● **EXTRACTED DATA**
----

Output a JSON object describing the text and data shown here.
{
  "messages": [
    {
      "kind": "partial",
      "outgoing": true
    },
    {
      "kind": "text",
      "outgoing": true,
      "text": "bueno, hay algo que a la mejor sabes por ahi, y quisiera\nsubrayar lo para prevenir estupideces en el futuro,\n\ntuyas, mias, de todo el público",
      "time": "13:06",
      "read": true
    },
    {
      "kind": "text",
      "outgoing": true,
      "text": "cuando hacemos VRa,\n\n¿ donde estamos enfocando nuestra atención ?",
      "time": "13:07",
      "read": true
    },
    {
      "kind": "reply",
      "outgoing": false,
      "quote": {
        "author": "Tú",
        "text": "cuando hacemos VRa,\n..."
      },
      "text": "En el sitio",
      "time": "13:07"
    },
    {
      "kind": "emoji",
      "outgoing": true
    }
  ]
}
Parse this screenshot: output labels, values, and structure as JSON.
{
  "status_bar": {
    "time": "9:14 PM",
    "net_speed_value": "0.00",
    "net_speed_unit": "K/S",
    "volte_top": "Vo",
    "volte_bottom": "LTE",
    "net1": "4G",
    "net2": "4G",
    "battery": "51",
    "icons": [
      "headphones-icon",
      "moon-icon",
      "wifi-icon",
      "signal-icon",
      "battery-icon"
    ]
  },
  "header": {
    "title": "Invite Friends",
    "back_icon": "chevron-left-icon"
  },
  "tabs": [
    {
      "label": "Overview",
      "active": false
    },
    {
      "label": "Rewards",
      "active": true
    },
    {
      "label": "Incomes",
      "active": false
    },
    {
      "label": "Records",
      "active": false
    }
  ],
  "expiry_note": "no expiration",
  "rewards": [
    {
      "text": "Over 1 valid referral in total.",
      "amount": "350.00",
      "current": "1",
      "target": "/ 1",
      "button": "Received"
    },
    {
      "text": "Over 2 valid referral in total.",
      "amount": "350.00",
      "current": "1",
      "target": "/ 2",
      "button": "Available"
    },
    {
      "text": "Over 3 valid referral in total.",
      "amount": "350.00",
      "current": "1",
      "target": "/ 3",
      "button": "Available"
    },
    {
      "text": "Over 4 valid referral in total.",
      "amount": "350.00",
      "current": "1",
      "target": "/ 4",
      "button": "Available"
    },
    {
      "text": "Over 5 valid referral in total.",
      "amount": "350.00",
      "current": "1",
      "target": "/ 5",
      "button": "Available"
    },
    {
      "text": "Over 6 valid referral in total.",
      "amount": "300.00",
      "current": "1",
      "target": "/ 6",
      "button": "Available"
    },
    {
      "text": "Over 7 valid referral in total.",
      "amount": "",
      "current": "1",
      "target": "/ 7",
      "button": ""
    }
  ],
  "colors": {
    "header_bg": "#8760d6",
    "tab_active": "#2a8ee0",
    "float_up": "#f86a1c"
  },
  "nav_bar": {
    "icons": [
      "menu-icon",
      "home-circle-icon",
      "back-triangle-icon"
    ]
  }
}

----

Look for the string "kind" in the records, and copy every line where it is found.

● **WRITTEN RESPONSE**
      "kind": "partial",
      "kind": "text",
      "kind": "text",
      "kind": "reply",
      "kind": "emoji",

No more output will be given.